RECORDS PROVIDED
#####
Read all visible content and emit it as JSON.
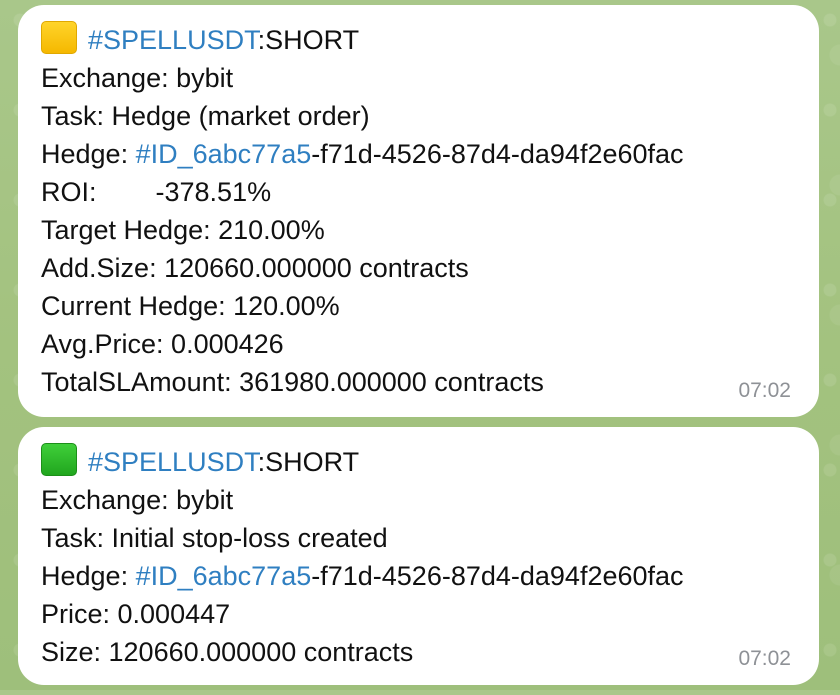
{
  "messages": [
    {
      "emoji": "yellow-square-emoji",
      "symbol_tag": "#SPELLUSDT",
      "direction": ":SHORT",
      "exchange": "Exchange: bybit",
      "task": "Task: Hedge (market order)",
      "hedge_label": "Hedge: ",
      "hedge_tag": "#ID_6abc77a5",
      "hedge_rest": "-f71d-4526-87d4-da94f2e60fac",
      "roi_label": "ROI:",
      "roi_value": "-378.51%",
      "target_hedge": "Target Hedge: 210.00%",
      "add_size": "Add.Size:  120660.000000 contracts",
      "current_hedge": "Current Hedge: 120.00%",
      "avg_price": "Avg.Price: 0.000426",
      "total_sl": "TotalSLAmount: 361980.000000 contracts",
      "time": "07:02"
    },
    {
      "emoji": "green-square-emoji",
      "symbol_tag": "#SPELLUSDT",
      "direction": ":SHORT",
      "exchange": "Exchange: bybit",
      "task": "Task: Initial stop-loss created",
      "hedge_label": "Hedge: ",
      "hedge_tag": "#ID_6abc77a5",
      "hedge_rest": "-f71d-4526-87d4-da94f2e60fac",
      "price": "Price: 0.000447",
      "size": "Size:  120660.000000 contracts",
      "time": "07:02"
    }
  ]
}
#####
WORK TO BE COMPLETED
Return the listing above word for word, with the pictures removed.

ANSWER TO THE PROBLEM
Read all visible content and emit it as JSON.
{
  "messages": [
    {
      "emoji": "yellow-square-emoji",
      "symbol_tag": "#SPELLUSDT",
      "direction": ":SHORT",
      "exchange": "Exchange: bybit",
      "task": "Task: Hedge (market order)",
      "hedge_label": "Hedge: ",
      "hedge_tag": "#ID_6abc77a5",
      "hedge_rest": "-f71d-4526-87d4-da94f2e60fac",
      "roi_label": "ROI:",
      "roi_value": "-378.51%",
      "target_hedge": "Target Hedge: 210.00%",
      "add_size": "Add.Size:  120660.000000 contracts",
      "current_hedge": "Current Hedge: 120.00%",
      "avg_price": "Avg.Price: 0.000426",
      "total_sl": "TotalSLAmount: 361980.000000 contracts",
      "time": "07:02"
    },
    {
      "emoji": "green-square-emoji",
      "symbol_tag": "#SPELLUSDT",
      "direction": ":SHORT",
      "exchange": "Exchange: bybit",
      "task": "Task: Initial stop-loss created",
      "hedge_label": "Hedge: ",
      "hedge_tag": "#ID_6abc77a5",
      "hedge_rest": "-f71d-4526-87d4-da94f2e60fac",
      "price": "Price: 0.000447",
      "size": "Size:  120660.000000 contracts",
      "time": "07:02"
    }
  ]
}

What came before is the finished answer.